Mr Willemse said various ratepayer organisations, civic groups and citizens have been clearly spelling out the problem with the proposal for years now.
“The CBCRRA – and indeed all of Cape Town — owe a debt of gratitude to the Clifton Bungalow Owners and the Maiden’s Cove for All, who relentlessly pursued this matter and were prepared to take the matter to the High Court, especially against an administration which has a deplorable record of using ratepayers’ money to fight against its own citizens,” said Mr Willemse.
A member of Maiden’s Cove for All (MCA)* , Janey Ball, said the effect was that they would go to court unopposed and have to settle costs.
She said they want a seat on the table on the new plan for the site.
Ms Ball said the proposed development would not be happening and the on the day of the hearing, the judge will issue an order of who pays what costs.
BOA’s Richard Summers said this was an equally significant development as the matter will effectively be argued in court on an unopposed basis. This means that the court will have regard for the BOA’s submissions when deciding whether or not to overturn the City’s decisions to sell off / lease the sensitive heritage area of Maiden’s Cove.

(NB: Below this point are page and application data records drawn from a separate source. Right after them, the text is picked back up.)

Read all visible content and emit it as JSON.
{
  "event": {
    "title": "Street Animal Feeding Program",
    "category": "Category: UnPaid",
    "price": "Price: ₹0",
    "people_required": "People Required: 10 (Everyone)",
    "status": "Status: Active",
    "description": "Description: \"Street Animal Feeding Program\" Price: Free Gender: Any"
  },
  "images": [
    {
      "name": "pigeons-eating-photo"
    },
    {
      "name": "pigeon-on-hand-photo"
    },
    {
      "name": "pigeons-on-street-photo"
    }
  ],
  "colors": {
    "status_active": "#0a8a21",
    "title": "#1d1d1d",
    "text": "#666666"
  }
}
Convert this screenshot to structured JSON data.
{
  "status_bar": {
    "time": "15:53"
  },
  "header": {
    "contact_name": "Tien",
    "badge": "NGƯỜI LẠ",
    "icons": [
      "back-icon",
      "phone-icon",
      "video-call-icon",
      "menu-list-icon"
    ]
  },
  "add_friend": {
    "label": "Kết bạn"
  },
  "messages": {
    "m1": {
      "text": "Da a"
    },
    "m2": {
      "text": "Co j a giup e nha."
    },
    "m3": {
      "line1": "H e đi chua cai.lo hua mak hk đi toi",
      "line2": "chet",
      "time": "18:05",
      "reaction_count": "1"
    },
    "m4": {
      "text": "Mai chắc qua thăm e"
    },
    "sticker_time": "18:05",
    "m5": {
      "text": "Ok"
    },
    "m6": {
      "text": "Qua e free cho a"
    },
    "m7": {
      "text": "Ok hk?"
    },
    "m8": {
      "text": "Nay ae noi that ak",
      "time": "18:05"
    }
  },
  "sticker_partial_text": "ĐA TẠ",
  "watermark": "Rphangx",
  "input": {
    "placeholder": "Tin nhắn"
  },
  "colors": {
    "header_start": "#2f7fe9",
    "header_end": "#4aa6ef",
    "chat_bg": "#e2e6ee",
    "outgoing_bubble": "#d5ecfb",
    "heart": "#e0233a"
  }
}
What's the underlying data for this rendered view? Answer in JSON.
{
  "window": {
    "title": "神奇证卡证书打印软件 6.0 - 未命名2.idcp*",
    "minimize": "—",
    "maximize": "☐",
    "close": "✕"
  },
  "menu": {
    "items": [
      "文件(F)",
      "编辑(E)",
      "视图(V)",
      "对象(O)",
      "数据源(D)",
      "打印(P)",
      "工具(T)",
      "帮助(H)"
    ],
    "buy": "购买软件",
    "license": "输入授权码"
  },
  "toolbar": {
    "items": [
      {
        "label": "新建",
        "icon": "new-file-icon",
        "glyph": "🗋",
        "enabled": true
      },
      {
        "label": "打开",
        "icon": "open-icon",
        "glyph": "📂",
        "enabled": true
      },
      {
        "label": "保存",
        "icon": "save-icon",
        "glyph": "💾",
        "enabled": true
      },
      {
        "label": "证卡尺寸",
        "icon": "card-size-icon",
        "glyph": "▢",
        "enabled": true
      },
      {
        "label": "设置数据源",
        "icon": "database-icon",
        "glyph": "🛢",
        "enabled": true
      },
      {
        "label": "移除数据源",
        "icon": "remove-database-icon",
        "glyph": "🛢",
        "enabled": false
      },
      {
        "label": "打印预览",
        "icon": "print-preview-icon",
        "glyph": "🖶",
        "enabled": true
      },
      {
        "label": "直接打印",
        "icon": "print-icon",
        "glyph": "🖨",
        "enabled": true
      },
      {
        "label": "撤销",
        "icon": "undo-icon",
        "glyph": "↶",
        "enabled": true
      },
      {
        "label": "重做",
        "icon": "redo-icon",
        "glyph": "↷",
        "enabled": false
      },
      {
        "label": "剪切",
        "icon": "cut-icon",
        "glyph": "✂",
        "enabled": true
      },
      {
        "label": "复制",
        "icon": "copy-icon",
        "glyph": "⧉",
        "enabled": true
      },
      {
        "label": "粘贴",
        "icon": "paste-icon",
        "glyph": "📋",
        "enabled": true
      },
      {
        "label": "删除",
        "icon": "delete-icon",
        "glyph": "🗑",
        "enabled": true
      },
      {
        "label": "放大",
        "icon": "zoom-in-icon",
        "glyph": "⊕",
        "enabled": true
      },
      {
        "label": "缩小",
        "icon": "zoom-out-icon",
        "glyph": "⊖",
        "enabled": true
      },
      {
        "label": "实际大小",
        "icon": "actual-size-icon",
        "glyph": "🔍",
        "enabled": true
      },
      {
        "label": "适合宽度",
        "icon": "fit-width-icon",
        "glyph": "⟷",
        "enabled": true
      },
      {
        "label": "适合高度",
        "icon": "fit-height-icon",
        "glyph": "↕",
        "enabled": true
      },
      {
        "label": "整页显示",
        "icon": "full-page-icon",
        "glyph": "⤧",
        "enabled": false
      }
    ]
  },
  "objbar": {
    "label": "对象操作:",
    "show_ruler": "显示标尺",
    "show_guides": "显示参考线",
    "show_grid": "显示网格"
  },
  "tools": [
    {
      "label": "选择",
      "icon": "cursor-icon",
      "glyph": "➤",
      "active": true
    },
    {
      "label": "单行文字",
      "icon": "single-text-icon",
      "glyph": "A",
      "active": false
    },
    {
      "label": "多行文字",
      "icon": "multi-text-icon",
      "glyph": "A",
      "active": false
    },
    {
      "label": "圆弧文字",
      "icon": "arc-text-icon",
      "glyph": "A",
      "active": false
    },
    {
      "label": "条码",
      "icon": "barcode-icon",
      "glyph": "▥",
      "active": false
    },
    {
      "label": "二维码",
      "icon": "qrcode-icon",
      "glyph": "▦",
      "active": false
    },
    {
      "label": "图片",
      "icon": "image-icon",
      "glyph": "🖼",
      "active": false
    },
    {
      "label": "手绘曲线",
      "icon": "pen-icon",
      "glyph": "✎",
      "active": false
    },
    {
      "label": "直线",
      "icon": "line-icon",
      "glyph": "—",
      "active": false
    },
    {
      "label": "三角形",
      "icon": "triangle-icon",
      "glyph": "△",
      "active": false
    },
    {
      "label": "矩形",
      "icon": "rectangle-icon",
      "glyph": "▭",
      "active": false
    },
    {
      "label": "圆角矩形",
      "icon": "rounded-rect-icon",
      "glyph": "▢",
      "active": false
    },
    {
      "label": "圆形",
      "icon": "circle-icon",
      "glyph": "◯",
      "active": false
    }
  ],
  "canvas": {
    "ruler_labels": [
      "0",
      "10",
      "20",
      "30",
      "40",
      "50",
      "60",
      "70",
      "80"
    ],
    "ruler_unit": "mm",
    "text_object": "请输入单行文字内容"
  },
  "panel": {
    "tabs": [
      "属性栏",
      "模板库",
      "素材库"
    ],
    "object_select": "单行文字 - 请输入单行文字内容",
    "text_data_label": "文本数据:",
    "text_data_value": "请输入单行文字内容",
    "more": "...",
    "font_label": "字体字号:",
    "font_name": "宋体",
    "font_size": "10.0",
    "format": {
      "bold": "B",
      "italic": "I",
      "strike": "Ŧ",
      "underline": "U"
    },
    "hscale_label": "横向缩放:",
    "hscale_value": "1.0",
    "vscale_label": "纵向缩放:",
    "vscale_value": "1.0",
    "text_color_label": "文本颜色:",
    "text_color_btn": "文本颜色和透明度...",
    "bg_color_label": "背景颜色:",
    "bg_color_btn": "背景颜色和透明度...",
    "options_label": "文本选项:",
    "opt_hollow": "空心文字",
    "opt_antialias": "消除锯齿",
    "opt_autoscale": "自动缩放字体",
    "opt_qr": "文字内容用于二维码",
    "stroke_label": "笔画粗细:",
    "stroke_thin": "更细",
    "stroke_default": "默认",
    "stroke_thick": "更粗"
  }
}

“Litigation is always uncertain but given the fact that the City had already effectively conceded that their process was flawed, it would have been extremely difficult for the developer to defend a decision which the City itself was unable or reluctant to defend,” he said.
The matter will now be set down for hearing at the High Court on Friday November 16 when the court will decide whether to grant the relief sought by the BOA, including overturning the entire tender process relating to the Maiden’s Cove site.